The impulse response

A useful (although mathematically difficult) fiction
is the Dirac "needle" impulse ,
supposed to be an
infinitely short, infinitely high, positive
impulse at time 0 whose integral over time equals 1.
It cannot be realized, but the time-integrated signal,
the unit step function, can be approximated by
switching on or off a current or by suddenly
applying or removing a force. According to the
definitions of the Laplace and Fourier
transforms, both transforms of the Dirac
pulse have the constant value 1. In this case Eq. (11)
reduces to *G*(*s*)=*H*(*s*), which means that the
transfer function *H*(*s*) is the Laplace transform of the
impulse response *g*(*t*). Likewise, the complex frequency response
is the Fourier transform of the impulse response.
All information contained in these complex functions is also
contained in the impulse response of the system.
The same is true for the step response,
which is often used to test or calibrate seismic
equipment. The amplitude spectrum of the Dirac pulse is
``white'' like that of ``white noise''; either type of signal
is therefore suitable to calibrate broadband systems.

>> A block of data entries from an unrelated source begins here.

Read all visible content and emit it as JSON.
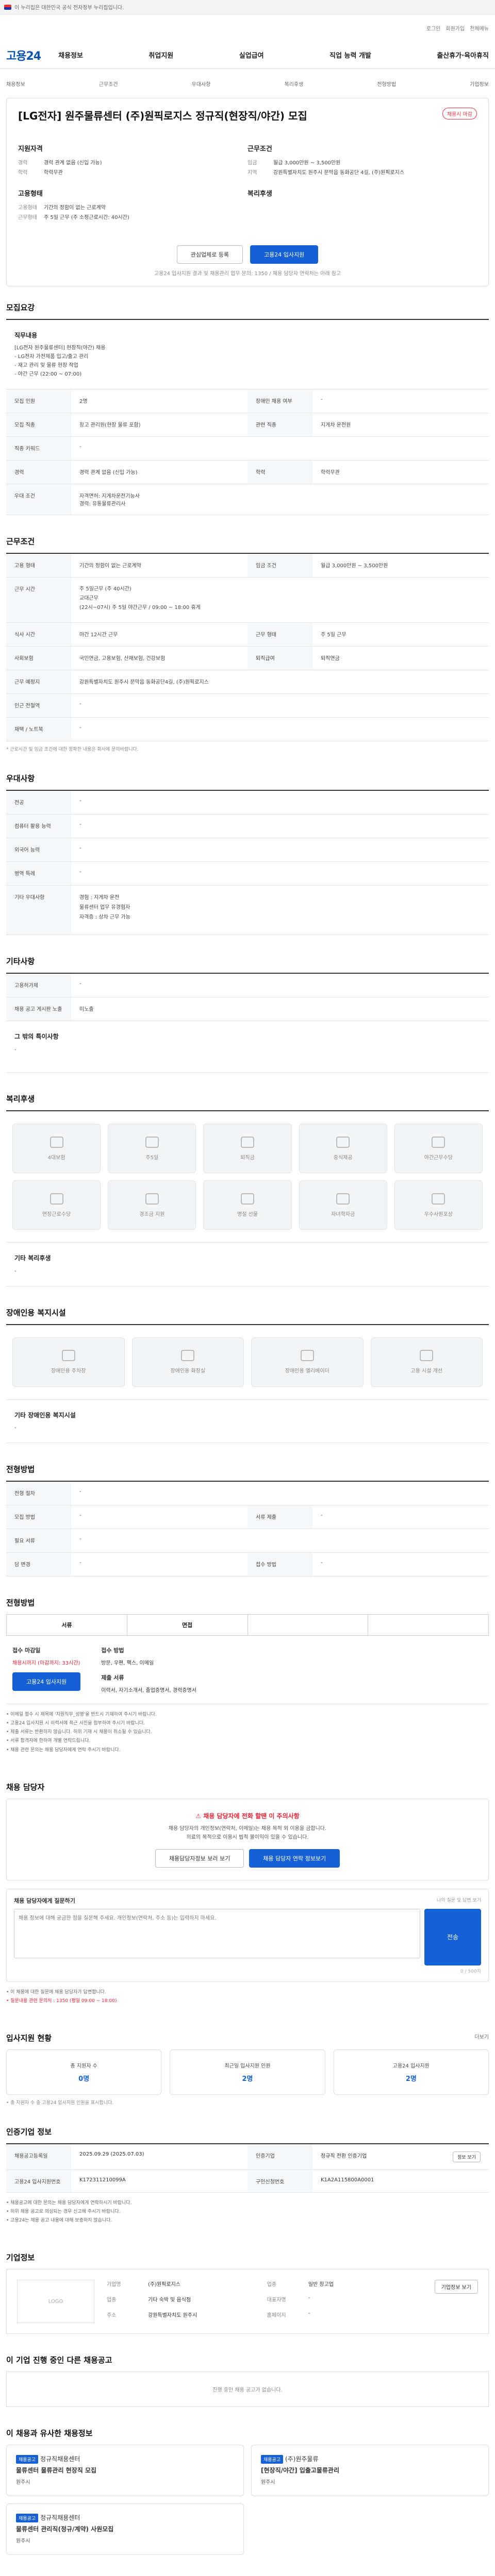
{
  "gov_banner": "이 누리집은 대한민국 공식 전자정부 누리집입니다.",
  "util": {
    "login": "로그인",
    "signup": "회원가입",
    "sitemap": "전체메뉴"
  },
  "logo": "고용24",
  "gnb": [
    "채용정보",
    "취업지원",
    "실업급여",
    "직업 능력 개발",
    "출산휴가·육아휴직"
  ],
  "breadcrumb": [
    "채용정보",
    "근무조건",
    "우대사항",
    "복리후생",
    "전형방법",
    "기업정보"
  ],
  "job": {
    "title": "[LG전자] 원주물류센터 (주)원픽로지스 정규직(현장직/야간) 모집",
    "badge": "채용시 마감",
    "qual_title": "지원자격",
    "qual": [
      [
        "경력",
        "경력 관계 없음 (신입 가능)"
      ],
      [
        "학력",
        "학력무관"
      ]
    ],
    "cond_title": "근무조건",
    "cond": [
      [
        "임금",
        "월급 3,000만원 ~ 3,500만원"
      ],
      [
        "지역",
        "강원특별자치도 원주시 문막읍 동화공단 4길, (주)원픽로지스"
      ]
    ],
    "form_title": "고용형태",
    "form": [
      [
        "고용형태",
        "기간의 정함이 없는 근로계약"
      ],
      [
        "근무형태",
        "주 5일 근무 (주 소정근로시간: 40시간)"
      ]
    ],
    "welfare_title": "복리후생",
    "btn_interest": "관심업체로 등록",
    "btn_apply": "고용24 입사지원",
    "note": "고용24 입사지원 결과 및 채용관리 업무 문의: 1350 / 채용 담당자 연락처는 아래 참고"
  },
  "recruit": {
    "title": "모집요강",
    "duty_h": "직무내용",
    "duty_main": "[LG전자 원주물류센터] 현장직(야간) 채용",
    "duty_lines": [
      "- LG전자 가전제품 입고/출고 관리",
      "- 재고 관리 및 물류 현장 작업",
      "- 야간 근무 (22:00 ~ 07:00)"
    ],
    "rows": [
      [
        "모집 인원",
        "2명",
        "장애인 채용 여부",
        "-"
      ],
      [
        "모집 직종",
        "창고 관리원(현장 물류 포함)",
        "관련 직종",
        "지게차 운전원"
      ],
      [
        "직종 키워드",
        "-",
        "",
        ""
      ],
      [
        "경력",
        "경력 관계 없음 (신입 가능)",
        "학력",
        "학력무관"
      ],
      [
        "우대 조건",
        "자격면허: 지게차운전기능사\n경력: 유통물류관리사",
        "",
        ""
      ]
    ]
  },
  "work": {
    "title": "근무조건",
    "rows": [
      [
        "고용 형태",
        "기간의 정함이 없는 근로계약",
        "임금 조건",
        "월급 3,000만원 ~ 3,500만원"
      ],
      [
        "근무 시간",
        "주 5일근무 (주 40시간)\n교대근무\n(22시~07시) 주 5일 야간근무 / 09:00 ~ 18:00 휴게",
        "",
        ""
      ],
      [
        "식사 시간",
        "야간 12시간 근무",
        "근무 형태",
        "주 5일 근무"
      ],
      [
        "사회보험",
        "국민연금, 고용보험, 산재보험, 건강보험",
        "퇴직급여",
        "퇴직연금"
      ],
      [
        "근무 예정지",
        "강원특별자치도 원주시 문막읍 동화공단4길, (주)원픽로지스",
        "",
        ""
      ],
      [
        "인근 전철역",
        "-",
        "",
        ""
      ],
      [
        "재택 / 노트북",
        "-",
        "",
        ""
      ]
    ],
    "note": "* 근로시간 및 임금 조건에 대한 정확한 내용은 회사에 문의바랍니다."
  },
  "prefer": {
    "title": "우대사항",
    "rows": [
      [
        "전공",
        "-"
      ],
      [
        "컴퓨터 활용 능력",
        "-"
      ],
      [
        "외국어 능력",
        "-"
      ],
      [
        "병역 특례",
        "-"
      ],
      [
        "기타 우대사항",
        "경험 : 지게차 운전\n물류센터 업무 유경험자\n자격증 : 상차 근무 가능"
      ]
    ]
  },
  "other": {
    "title": "기타사항",
    "rows": [
      [
        "고용허가제",
        "-"
      ],
      [
        "채용 공고 게시판 노출",
        "미노출"
      ]
    ],
    "extra_h": "그 밖의 특이사항",
    "extra": "-"
  },
  "welfare": {
    "title": "복리후생",
    "chips": [
      "4대보험",
      "주5일",
      "퇴직금",
      "중식제공",
      "야간근무수당",
      "연장근로수당",
      "경조금 지원",
      "명절 선물",
      "자녀학자금",
      "우수사원포상"
    ],
    "extra_h": "기타 복리후생",
    "extra": "-"
  },
  "disabled": {
    "title": "장애인용 복지시설",
    "chips": [
      "장애인용 주차장",
      "장애인용 화장실",
      "장애인용 엘리베이터",
      "고용 시설 개선"
    ],
    "extra_h": "기타 장애인용 복지시설",
    "extra": "-"
  },
  "process": {
    "title": "전형방법",
    "rows": [
      [
        "전형 절차",
        "-",
        "",
        ""
      ],
      [
        "모집 방법",
        "-",
        "서류 제출",
        "-"
      ],
      [
        "필요 서류",
        "-",
        "",
        ""
      ],
      [
        "담 변경",
        "-",
        "접수 방법",
        "-"
      ]
    ]
  },
  "apply_method": {
    "title": "전형방법",
    "steps": [
      "서류",
      "면접",
      "",
      ""
    ],
    "a1_t": "접수 마감일",
    "a1_v": "채용시까지 (마감까지: 33시간)",
    "a1_btn": "고용24 입사지원",
    "a2_t": "접수 방법",
    "a2_v": "방문, 우편, 팩스, 이메일",
    "a3_t": "제출 서류",
    "a3_v": "이력서, 자기소개서, 졸업증명서, 경력증명서",
    "bullets": [
      "• 이메일 접수 시 제목에 '지원직무_성명'을 반드시 기재하여 주시기 바랍니다.",
      "• 고용24 입사지원 시 이력서에 최근 사진을 첨부하여 주시기 바랍니다.",
      "• 제출 서류는 반환하지 않습니다. 허위 기재 시 채용이 취소될 수 있습니다.",
      "• 서류 합격자에 한하여 개별 연락드립니다.",
      "• 채용 관련 문의는 채용 담당자에게 연락 주시기 바랍니다."
    ]
  },
  "contact": {
    "title": "채용 담당자",
    "alert_t": "채용 담당자에 전화 할땐 이 주의사항",
    "alert_d": "채용 담당자의 개인정보(연락처, 이메일)는 채용 목적 외 이용을 금합니다.\n의료의 목적으로 이용시 법적 불이익이 있을 수 있습니다.",
    "b1": "채용담당자정보 보러 보기",
    "b2": "채용 담당자 연락 정보보기",
    "q_h": "채용 담당자에게 질문하기",
    "q_note": "나의 질문 및 답변 보기",
    "q_ph": "채용 정보에 대해 궁금한 점을 질문해 주세요. 개인정보(연락처, 주소 등)는 입력하지 마세요.",
    "q_btn": "전송",
    "q_count": "0 / 500자",
    "bullets": [
      "• 이 채용에 대한 질문에 채용 담당자가 답변합니다.",
      "• 질문내용 관련 문의처 : 1350 (평일 09:00 ~ 18:00)"
    ]
  },
  "status": {
    "title": "입사지원 현황",
    "more": "더보기",
    "stats": [
      [
        "총 지원자 수",
        "0명"
      ],
      [
        "최근일 입사지원 인원",
        "2명"
      ],
      [
        "고용24 입사지원",
        "2명"
      ]
    ],
    "note": "• 총 지원자 수 중 고용24 입사지원 인원을 표시합니다."
  },
  "info": {
    "title": "인증기업 정보",
    "btn": "정보 보기",
    "rows": [
      [
        "채용공고등록일",
        "2025.09.29 (2025.07.03)",
        "인증기업",
        "정규직 전환 인증기업"
      ],
      [
        "고용24 입사지원번호",
        "K172311210099A",
        "구인신청번호",
        "K1A2A115800A0001"
      ]
    ],
    "bullets": [
      "• 채용공고에 대한 문의는 채용 담당자에게 연락하시기 바랍니다.",
      "• 허위 채용 공고로 의심되는 경우 신고해 주시기 바랍니다.",
      "• 고용24는 채용 공고 내용에 대해 보증하지 않습니다."
    ]
  },
  "company": {
    "title": "기업정보",
    "btn": "기업정보 보기",
    "logo": "LOGO",
    "rows": [
      [
        "기업명",
        "(주)원픽로지스",
        "업종",
        "일반 창고업"
      ],
      [
        "업종",
        "기타 숙박 및 음식점",
        "대표자명",
        "-"
      ],
      [
        "주소",
        "강원특별자치도 원주시",
        "홈페이지",
        "-"
      ]
    ]
  },
  "other_jobs": {
    "title": "이 기업 진행 중인 다른 채용공고",
    "empty": "진행 중인 채용 공고가 없습니다."
  },
  "recs": {
    "title": "이 채용과 유사한 채용정보",
    "items": [
      {
        "tag": "채용공고",
        "co": "정규직채용센터",
        "name": "물류센터 물류관리 현장직 모집",
        "loc": "원주시"
      },
      {
        "tag": "채용공고",
        "co": "(주)원주물류",
        "name": "[현장직/야간] 입출고물류관리",
        "loc": "원주시"
      },
      {
        "tag": "채용공고",
        "co": "정규직채용센터",
        "name": "물류센터 관리직(정규/계약) 사원모집",
        "loc": "원주시"
      }
    ]
  }
}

Explicit expressions for the response of a linear system to impulses,
steps, ramps and other simple waveforms can be obtained by evaluating
the inverse Laplace transform over a suitable contour in the complex *s*
plane, provided that the poles and zeros are known. The result,
generally a sum of decaying complex exponential functions, can then be
numerically evaluated with a computer or even a calculator. Although
this is an elegant way of computing the response of a linear system to
simple input signals with any desired precision, a warning is
necessary: the numerical samples so obtained are not the same as the
samples that would be obtained with an ideal digitizer. The digitizer
must limit the bandwidth before sampling, and does therefore not
generate instantaneous samples but some sort of time-averages. For
computing samples of bandlimited signals, different mathematical
concepts must be used [Schuessler 1981].

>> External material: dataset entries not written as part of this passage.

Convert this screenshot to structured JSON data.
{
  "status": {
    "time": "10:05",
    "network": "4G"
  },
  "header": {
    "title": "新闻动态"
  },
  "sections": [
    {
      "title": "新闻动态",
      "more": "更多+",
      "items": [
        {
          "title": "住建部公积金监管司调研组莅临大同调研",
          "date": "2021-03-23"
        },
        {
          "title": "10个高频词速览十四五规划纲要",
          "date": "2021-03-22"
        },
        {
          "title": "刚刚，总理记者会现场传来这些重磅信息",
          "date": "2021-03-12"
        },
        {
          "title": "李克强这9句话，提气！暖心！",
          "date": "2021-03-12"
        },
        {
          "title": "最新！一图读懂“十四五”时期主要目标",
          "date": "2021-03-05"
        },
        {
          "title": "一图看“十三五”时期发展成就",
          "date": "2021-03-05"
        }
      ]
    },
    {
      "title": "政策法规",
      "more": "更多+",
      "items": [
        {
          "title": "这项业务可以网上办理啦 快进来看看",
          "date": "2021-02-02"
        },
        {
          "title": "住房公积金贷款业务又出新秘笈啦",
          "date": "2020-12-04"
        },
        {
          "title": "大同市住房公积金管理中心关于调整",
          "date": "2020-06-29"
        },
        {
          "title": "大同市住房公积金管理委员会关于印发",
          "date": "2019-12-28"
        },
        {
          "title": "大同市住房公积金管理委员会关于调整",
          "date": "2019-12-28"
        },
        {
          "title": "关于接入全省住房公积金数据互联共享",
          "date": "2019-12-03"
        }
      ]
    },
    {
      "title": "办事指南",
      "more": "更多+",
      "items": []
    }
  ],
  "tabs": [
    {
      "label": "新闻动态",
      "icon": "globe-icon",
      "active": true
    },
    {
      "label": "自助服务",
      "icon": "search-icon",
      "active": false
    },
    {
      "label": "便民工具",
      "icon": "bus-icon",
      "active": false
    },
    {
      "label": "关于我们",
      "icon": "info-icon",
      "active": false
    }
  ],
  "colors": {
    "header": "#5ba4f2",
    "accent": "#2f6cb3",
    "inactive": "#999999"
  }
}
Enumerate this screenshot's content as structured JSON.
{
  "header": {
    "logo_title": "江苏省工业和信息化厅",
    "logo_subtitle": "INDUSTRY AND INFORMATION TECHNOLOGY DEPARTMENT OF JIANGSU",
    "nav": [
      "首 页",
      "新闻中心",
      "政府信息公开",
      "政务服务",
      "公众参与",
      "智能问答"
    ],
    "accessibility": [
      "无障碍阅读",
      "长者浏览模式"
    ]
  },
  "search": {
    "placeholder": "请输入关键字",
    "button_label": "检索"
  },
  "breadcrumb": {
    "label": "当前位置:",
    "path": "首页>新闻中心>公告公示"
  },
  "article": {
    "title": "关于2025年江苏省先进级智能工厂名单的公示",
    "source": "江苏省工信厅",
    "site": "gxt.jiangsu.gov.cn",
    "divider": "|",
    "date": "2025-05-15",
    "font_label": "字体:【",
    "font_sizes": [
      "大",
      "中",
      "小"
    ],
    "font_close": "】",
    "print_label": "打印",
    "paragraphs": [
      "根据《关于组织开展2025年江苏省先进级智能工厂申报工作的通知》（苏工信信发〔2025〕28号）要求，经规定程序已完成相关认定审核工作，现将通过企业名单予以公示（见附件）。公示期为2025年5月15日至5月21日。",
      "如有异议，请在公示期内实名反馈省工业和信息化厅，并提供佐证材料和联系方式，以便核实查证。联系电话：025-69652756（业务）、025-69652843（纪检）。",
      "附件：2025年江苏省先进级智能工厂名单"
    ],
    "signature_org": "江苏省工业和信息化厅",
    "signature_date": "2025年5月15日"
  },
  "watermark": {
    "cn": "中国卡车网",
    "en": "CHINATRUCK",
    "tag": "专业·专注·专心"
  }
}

Specifying the impulse or step response of a a system in place of its
transfer function is not practical because the analytic expressions are
cumbersome to write down, and represent signals of infinite duration
that cannot be tabulated in full length.

** Next:** The convolution theorem
**Up:** Basic Theory
** Previous:** The Fourier transformation
*Erhard Wielandt *

2002-11-08